Elizabeth served as vice chairperson of the US Department of Health and Human Services Physician-Focused Payment Model Technical Advisory Committee, board and executive committee member of the National Quality Forum (NQF), member of the National Academy of Medicine’s “Vital Signs” Study Committee on core metrics, and a Guiding Committee member for the Health Care Payment Learning & Action Network. She now serves as a board member of California’s Office of Healthcare Affordability.

Elizabeth holds a degree in religion from Reed College and studied social policy at the London School of Economics.


06:48 What is the overarching context for health plans in healthcare purchasing?

09:00 EP337 with Olivia Webb.

11:44 Why is it important to reestablish a connection between the people paying for care and people providing care?

14:07 What are the needs of a self-insured employer when managing employee benefits?

19:41 Is it doable for employers to set their own contracts?

22:11 Is transparency presumed?

23:25 Will the new transparency upon us actually expose wasted expense?

27:45 “This is not about individual bad actors. … The systems … that is not aligned.”

29:32 Are there providers who want to work directly with employers?

32:46 Why is it important that incentives need to be aligned?

34:25 Why is the quality of care even more important than transparency?

36:29 EP427 with Rik Renard.

38:08 What’s missing from the conversation on changing health plans?


You can learn more at PBGH and by connecting with Elizabeth on LinkedIn.

You can also watch a video on success with direct contracting.


Recent past interviews:

Click a guest’s name for their latest RHV episode!

David Scheinker (Encore! EP363), Dan Mendelson, Dr Benjamin Schwartz, Justin Leader, Dr Scott Conard (Encore! EP391), Jerry Durham (Encore!

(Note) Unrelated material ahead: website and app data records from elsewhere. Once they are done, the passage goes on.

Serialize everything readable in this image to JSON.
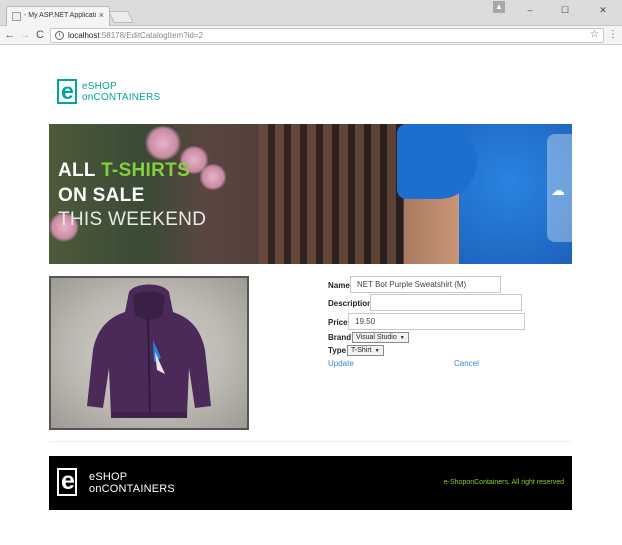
{
  "browser": {
    "tab_title": "- My ASP.NET Applicatio",
    "tab_close": "×",
    "profile_label": "▲",
    "minimize": "–",
    "maximize": "☐",
    "close": "✕",
    "back": "←",
    "forward": "→",
    "reload": "C",
    "url_host": "localhost",
    "url_path": ":58178/EditCatalogItem?id=2",
    "bookmark": "☆",
    "menu": "⋮"
  },
  "logo": {
    "mark": "e",
    "line1": "eSHOP",
    "line2": "onCONTAINERS"
  },
  "hero": {
    "line1_a": "ALL ",
    "line1_b": "T-SHIRTS",
    "line2": "ON SALE",
    "line3": "THIS WEEKEND",
    "accent_color": "#83d13a"
  },
  "form": {
    "name_label": "Name",
    "name_value": "NET Bot Purple Sweatshirt (M)",
    "description_label": "Description",
    "description_value": "",
    "price_label": "Price",
    "price_value": "19.50",
    "brand_label": "Brand",
    "brand_value": "Visual Studio",
    "type_label": "Type",
    "type_value": "T-Shirt",
    "update_link": "Update",
    "cancel_link": "Cancel",
    "link_color": "#3a86c8"
  },
  "footer": {
    "mark": "e",
    "line1": "eSHOP",
    "line2": "onCONTAINERS",
    "copyright": "e-ShoponContainers. All right reserved"
  },
  "colors": {
    "brand": "#00a69c",
    "footer_bg": "#000000"
  }
}
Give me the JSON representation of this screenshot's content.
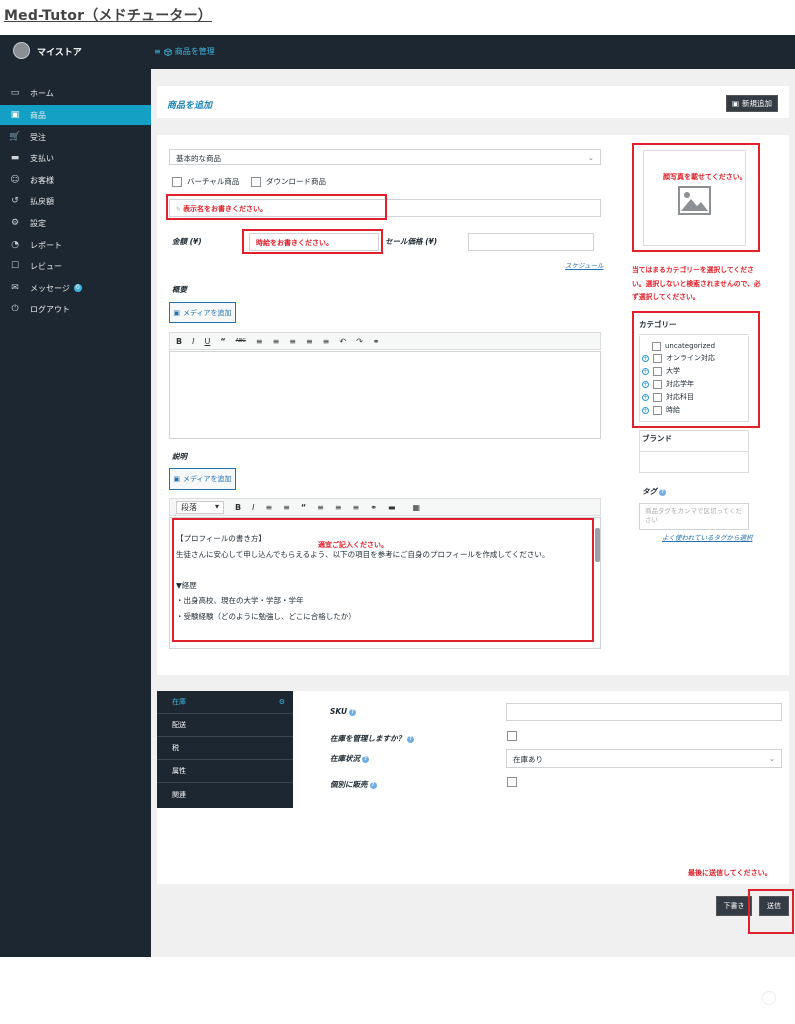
{
  "doc_title": "Med-Tutor（メドチューター）",
  "app": {
    "store_name": "マイストア",
    "breadcrumb": "商品を管理"
  },
  "sidebar": {
    "items": [
      {
        "label": "ホーム",
        "icon": "monitor-icon",
        "active": false
      },
      {
        "label": "商品",
        "icon": "box-icon",
        "active": true
      },
      {
        "label": "受注",
        "icon": "cart-icon",
        "active": false
      },
      {
        "label": "支払い",
        "icon": "card-icon",
        "active": false
      },
      {
        "label": "お客様",
        "icon": "user-icon",
        "active": false
      },
      {
        "label": "払戻額",
        "icon": "refund-icon",
        "active": false
      },
      {
        "label": "設定",
        "icon": "gear-icon",
        "active": false
      },
      {
        "label": "レポート",
        "icon": "chart-icon",
        "active": false
      },
      {
        "label": "レビュー",
        "icon": "comment-icon",
        "active": false
      },
      {
        "label": "メッセージ",
        "icon": "chat-icon",
        "active": false,
        "badge": "0"
      },
      {
        "label": "ログアウト",
        "icon": "power-icon",
        "active": false
      }
    ]
  },
  "header": {
    "title": "商品を追加",
    "new_button": "新規追加"
  },
  "form": {
    "product_type": "基本的な商品",
    "virtual_label": "バーチャル商品",
    "download_label": "ダウンロード商品",
    "name_placeholder": "表示名をお書きください。",
    "price_label": "金額 (¥)",
    "price_note": "時給をお書きください。",
    "sale_label": "セール価格 (¥)",
    "schedule_link": "スケジュール",
    "summary_label": "概要",
    "media_button": "メディアを追加",
    "description_label": "説明",
    "paragraph_select": "段落",
    "desc_note": "適宜ご記入ください。",
    "desc_lines": [
      "【プロフィールの書き方】",
      "生徒さんに安心して申し込んでもらえるよう、以下の項目を参考にご自身のプロフィールを作成してください。",
      "",
      "▼経歴",
      "・出身高校、現在の大学・学部・学年",
      "・受験経験（どのように勉強し、どこに合格したか）"
    ]
  },
  "image_box": {
    "note": "顔写真を載せてください。"
  },
  "category_note": "当てはまるカテゴリーを選択してください。選択しないと検索されませんので、必ず選択してください。",
  "categories": {
    "title": "カテゴリー",
    "items": [
      {
        "label": "uncategorized",
        "expandable": false
      },
      {
        "label": "オンライン対応",
        "expandable": true
      },
      {
        "label": "大学",
        "expandable": true
      },
      {
        "label": "対応学年",
        "expandable": true
      },
      {
        "label": "対応科目",
        "expandable": true
      },
      {
        "label": "時給",
        "expandable": true
      }
    ]
  },
  "brand": {
    "title": "ブランド"
  },
  "tags": {
    "title": "タグ",
    "placeholder": "商品タグをカンマで区切ってください",
    "link": "よく使われているタグから選択"
  },
  "inventory": {
    "tabs": [
      {
        "label": "在庫",
        "active": true
      },
      {
        "label": "配送",
        "active": false
      },
      {
        "label": "税",
        "active": false
      },
      {
        "label": "属性",
        "active": false
      },
      {
        "label": "関連",
        "active": false
      }
    ],
    "sku_label": "SKU",
    "manage_label": "在庫を管理しますか？",
    "status_label": "在庫状況",
    "status_value": "在庫あり",
    "sold_individually_label": "個別に販売"
  },
  "footer": {
    "submit_note": "最後に送信してください。",
    "draft_button": "下書き",
    "submit_button": "送信"
  },
  "colors": {
    "sidebar_bg": "#1d2731",
    "active_item": "#14a0c4",
    "annotation_red": "#e0202a",
    "link_blue": "#2271b1"
  }
}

EP297), Kate Wolin, Dr Kenny Cole, Barbara Wachsman, Luke Slindee

ASO,Consolidated Appropriations Act (CAA),Innovation,TPA,direct contracting,health plan,healthcare delivery,healthcare procurement,healthcare purchasing,implementation,maternal health,primary care,quality measurement,self-insured employers,purchaser business group,pbgh,